But by far the most significant take-away from the morning was the brief but mortifying glimpse of the truly fragile place the United States occupies in regards to energy security.
According to the Securing America’s Future Energy (SAFE), the United States is the world’s largest oil consumer at 19.1 million barrels per day (compared to runner-up China’s 9.1 MBD). The US transportation sector alone consumes more than the total consumption of any other single country in the world, and total global consumption is only increasing as demand in emerging market economies is growing rapidly.
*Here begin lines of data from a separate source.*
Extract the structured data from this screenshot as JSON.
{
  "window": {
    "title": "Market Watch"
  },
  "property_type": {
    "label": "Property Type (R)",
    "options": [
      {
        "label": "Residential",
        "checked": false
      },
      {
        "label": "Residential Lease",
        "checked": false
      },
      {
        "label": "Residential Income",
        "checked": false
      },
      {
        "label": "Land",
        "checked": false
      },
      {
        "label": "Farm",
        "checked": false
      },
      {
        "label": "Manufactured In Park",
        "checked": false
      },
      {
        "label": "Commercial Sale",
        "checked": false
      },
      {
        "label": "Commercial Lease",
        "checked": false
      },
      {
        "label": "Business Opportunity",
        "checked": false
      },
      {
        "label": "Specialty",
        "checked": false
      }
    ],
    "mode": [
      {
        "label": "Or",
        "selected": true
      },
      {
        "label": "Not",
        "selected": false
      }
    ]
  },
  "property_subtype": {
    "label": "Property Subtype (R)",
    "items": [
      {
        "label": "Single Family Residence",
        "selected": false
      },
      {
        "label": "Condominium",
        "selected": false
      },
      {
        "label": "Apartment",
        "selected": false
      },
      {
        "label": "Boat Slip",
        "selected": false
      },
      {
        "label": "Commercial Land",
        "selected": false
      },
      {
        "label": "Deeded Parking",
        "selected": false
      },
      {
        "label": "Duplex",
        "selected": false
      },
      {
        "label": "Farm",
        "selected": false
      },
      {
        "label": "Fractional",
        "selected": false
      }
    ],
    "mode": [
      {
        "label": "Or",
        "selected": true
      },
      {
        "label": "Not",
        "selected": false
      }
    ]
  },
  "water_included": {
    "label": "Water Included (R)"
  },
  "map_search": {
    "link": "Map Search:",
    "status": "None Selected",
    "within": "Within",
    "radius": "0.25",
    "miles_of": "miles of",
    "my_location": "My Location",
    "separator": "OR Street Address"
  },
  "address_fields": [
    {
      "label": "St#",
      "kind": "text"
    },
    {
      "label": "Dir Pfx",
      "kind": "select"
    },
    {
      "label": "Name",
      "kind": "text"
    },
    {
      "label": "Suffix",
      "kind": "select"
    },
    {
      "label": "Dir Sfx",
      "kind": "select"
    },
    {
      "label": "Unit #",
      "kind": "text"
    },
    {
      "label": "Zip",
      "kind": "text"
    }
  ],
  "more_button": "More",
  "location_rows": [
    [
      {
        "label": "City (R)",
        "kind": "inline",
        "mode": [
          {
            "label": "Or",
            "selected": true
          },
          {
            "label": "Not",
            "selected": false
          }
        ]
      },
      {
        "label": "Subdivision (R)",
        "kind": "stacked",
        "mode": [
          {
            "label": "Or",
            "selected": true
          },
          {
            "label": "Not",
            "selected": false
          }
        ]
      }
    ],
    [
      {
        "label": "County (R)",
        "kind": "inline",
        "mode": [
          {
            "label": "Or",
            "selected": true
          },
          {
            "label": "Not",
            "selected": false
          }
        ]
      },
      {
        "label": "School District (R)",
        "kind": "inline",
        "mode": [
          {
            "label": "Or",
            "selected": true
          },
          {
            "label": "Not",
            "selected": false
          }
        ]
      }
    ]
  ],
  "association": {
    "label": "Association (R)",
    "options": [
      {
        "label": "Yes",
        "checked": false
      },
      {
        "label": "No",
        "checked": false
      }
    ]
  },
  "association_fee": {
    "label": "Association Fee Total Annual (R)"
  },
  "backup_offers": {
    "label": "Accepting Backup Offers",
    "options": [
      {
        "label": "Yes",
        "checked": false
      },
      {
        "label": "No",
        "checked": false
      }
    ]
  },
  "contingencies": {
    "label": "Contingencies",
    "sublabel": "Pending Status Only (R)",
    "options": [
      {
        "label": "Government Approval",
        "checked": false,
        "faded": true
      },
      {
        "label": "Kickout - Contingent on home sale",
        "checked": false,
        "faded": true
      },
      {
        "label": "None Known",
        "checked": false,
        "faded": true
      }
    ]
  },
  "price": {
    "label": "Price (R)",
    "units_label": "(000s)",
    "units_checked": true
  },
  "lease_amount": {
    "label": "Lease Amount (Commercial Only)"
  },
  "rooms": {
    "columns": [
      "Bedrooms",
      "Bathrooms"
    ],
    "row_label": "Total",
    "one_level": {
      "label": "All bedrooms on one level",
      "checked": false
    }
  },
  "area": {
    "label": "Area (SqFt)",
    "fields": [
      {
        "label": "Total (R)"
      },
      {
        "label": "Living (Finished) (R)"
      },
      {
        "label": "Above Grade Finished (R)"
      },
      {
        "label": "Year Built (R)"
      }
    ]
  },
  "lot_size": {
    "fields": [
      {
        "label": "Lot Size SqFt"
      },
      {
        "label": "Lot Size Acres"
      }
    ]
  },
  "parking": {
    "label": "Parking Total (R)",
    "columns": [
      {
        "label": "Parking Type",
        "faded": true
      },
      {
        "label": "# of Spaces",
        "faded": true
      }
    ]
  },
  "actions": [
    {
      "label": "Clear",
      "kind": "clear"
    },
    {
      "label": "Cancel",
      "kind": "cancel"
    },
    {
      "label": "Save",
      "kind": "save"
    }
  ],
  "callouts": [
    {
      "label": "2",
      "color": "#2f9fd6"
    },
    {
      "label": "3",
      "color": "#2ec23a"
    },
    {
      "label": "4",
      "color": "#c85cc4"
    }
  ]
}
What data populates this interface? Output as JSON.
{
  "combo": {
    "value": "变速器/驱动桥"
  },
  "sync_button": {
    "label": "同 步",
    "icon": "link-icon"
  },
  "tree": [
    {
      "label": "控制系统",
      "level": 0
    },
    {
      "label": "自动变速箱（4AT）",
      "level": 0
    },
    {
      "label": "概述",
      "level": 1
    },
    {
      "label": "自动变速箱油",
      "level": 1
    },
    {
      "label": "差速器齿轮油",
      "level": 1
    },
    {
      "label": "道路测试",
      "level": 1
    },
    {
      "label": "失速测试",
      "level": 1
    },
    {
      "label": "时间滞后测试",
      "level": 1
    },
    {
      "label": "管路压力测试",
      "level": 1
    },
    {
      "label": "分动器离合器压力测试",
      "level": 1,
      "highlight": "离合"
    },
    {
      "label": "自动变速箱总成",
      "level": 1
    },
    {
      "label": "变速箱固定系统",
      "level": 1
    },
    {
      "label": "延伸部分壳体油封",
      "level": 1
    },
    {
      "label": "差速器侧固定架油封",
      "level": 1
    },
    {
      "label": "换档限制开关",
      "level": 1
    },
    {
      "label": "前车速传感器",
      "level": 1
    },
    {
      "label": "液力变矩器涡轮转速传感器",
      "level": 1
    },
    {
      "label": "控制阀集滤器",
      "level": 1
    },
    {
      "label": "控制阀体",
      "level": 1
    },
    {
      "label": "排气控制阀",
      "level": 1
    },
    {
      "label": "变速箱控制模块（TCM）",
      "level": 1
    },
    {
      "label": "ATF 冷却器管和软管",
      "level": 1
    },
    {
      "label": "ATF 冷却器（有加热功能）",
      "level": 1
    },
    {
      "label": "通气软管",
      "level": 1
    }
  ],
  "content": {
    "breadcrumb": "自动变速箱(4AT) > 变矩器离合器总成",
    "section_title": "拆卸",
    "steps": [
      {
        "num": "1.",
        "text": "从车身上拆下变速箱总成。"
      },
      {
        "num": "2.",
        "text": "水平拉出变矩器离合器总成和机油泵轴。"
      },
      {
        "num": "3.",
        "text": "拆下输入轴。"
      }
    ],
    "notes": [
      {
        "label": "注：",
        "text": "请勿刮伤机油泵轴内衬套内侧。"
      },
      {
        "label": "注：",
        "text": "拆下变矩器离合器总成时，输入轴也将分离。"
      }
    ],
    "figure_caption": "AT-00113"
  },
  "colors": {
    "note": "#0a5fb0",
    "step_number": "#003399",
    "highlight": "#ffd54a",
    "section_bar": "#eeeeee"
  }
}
Couple all of this with today’s oil price volatility and the fact that the United States imports about half of the oil it consumes, and the security of America’s energy future looks very grim indeed.
In the short-term, it was agreed that there really is little that can be done to reduce America’s dependence on foreign oil. Developing domestic sources of oil and alternative energy technologies will take years, and there is currently no viable alternative to oil to meet America’s energy needs. If a crisis as the one described above (which was entirely believable) were to occur, especially with the national economy still in recovery-mode, the economic ramifications would be life-altering for millions of Americans.
But regardless, the Oil ShockWave participants were in unanimous agreement that waiting for a crisis to happen before acting is unacceptable. Though forced to respond to this simulated crisis last-minute, they commented afterwards on the folly of doing nothing during periods of relative stability to lessen America’s dependence on foreign oil. “They key is education…sustained, honest dialogue with the American people” said Stuart E. Eizenstat, former Deputy Treasury Secretary.
Former Shell CEO John Hofmeister reaffirmed this, but added that as much as Americans may want to develop green energy technologies, such innovations will likely be unable to meet America’s energy needs for years to come. “The pathway to the green economy should not be paved at the expense of hydro-carbon power,” he said, explaining that allowing a recession to occur now because of a refusal to deregulate America’s domestic oil industry is too high a price to pay to achieve the green technologies of the future.
The participants’ overall consensus was clearly summarized by Stephen Hadley after extended deliberation: “We need a comprehensive energy policy going forward so we can get off this corrosive dependence on foreign oil.” Though a severe energy crisis would certainly induce the public support necessary for significant action to be taken, waiting around for a crisis to happen is neither responsible nor wise. Deregulating the country’s domestic oil industry and encouraging the development of green technologies are both necessary if the United States is to avoid a crippling energy crisis.
But the most eye-opening moment of the event came during the question and answer period, when an audience-member who had attended the first Oil ShockWave simulation in 2005 noted that the consensus of the participants in that year was no different than the conclusions reached today. And back then, the “oil crisis” came about after a disruption in supply caused a spike in crude oil prices to the then-unthinkable (but now all-too-familiar) price of $100/barrel. Five years and two different administrations have failed to produce any real progress toward securing America’s energy future, and there is little talk today of achieving any real reform.
As Ambassador Susan Schwab noted, when it comes to America’s looming energy crisis, “We have met the enemy, and he is us.” For decades now, Americans have known about their over-dependence on foreign oil, yet inaction remains the status quo.